As Pandemic Continues, Food Insecurity Climbs
With no clear end to the pandemic in sight, food insecurity is skyrocketing. And local organizations in the Cape Fear region are bracing for the long haul.
The definition of “food insecure” is simple:
“If I were to ask you, Hannah, if you know where your next meal is coming from -- and if your answer is ‘I'm not sure,’ or ‘I don't know’ -- then you're food insecure.”
That’s Beth Gaglione. She’s the Branch Director of the Food Bank of Central and Eastern North Carolina. And she says that like many other areas in the country, food insecurity is ramping up in the Cape Fear region.
“The staff is feeling the growth, in the amount of food that we're putting out every day, every week, every month. The numbers have been significantly higher.”
And those numbers continue to climb. Pre-pandemic, a national hunger-relief organization called Feeding America estimated that a little over 67,000 adults and children in Brunswick, New Hanover, Pender, and Columbus counties were food insecure.
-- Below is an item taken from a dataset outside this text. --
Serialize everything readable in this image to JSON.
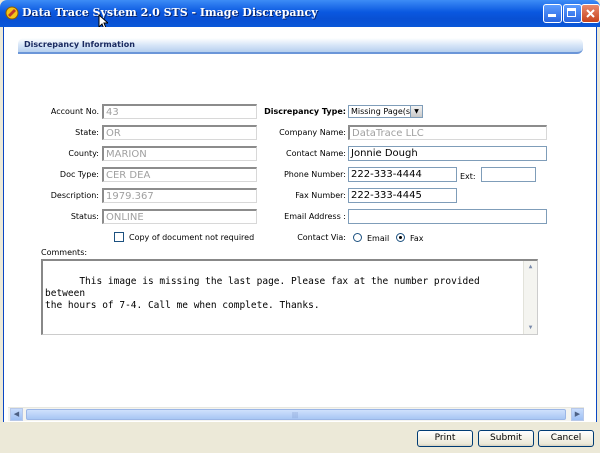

Based on unemployment and poverty rates, the group estimates that number is now just under 94,000.
Feeding America also reports that 1 in 5 people in Central and Eastern North Carolina will or already have experienced food insecurity in 2020.
When it comes to food insecurity, one size doesn’t fit all. It can mean not being able to afford nutritious food, like fruits and vegetables -- relying on frozen meals, or processed, cheaper products. Or, it can mean losing weight because you can’t afford to eat.
“It’s a wide-ranging definition. And I would say that definitely more people are food insecure than we realize, including college students.”
That’s Dr. Jill Waity, Associate Professor of Sociology at UNC Wilmington. She says that as many college students now have to move back home, some come from lower-income households and may be losing access to food resources they received on campus.
College students may also face more stigma to reach out for help, than other populations. And certain food assistance programs aren’t available to them.
“I think for a long time, maybe the general population didn't realize that college students aren't all middle class, or wealthy. Some people are trying to pay their own way through school. They don't necessarily get access to government programs like SNAP [Supplemental Nutrition Assistance Program].”
Dr. Waity says food insecurity is tied to a lack of financial resources. As the pandemic drags on, people lose jobs, or hours -- draining their savings accounts. Financial stress snowballs, making it harder for lower-income families to get back on their feet -- even after the economy improves, and wealthier households begin to recover.
“Research I did around the Great Recession saw that even after it was officially over in 2012, people were still using food pantries and soup kitchens at a much higher rate than they were before the recession. So it’s not going to go away.”
Dr. Waity and Beth Gaglione stress that, fortunately, there is assistance. Both say the Supplemental Nutrition Assistance Program, or SNAP, continues to be monumental for propelling the economy and helping people stay out of poverty.
Local organizations are also providing resources. On the Cape Fear Food Council’s website, you can find guides and visual maps for food assistance in New Hanover, Brunswick, and Pender counties. Lists of local hunger support programs are also on the Wilmington Food Bank’s website.
The bottom line, says Gaglione? Don’t be afraid to reach out for help.
“Families just may not know, cause they've never reached out -- and it is a pride issue, and I am extraordinarily sympathetic to that. But this is also an extraordinary time.”
Note: The numbers of food insecure adults and children in Brunswick, New Hanover, Pender, and Columbus counties (both pre-pandemic and current) have been corrected from the original version of this story. The numbers in the web version of this story are correct.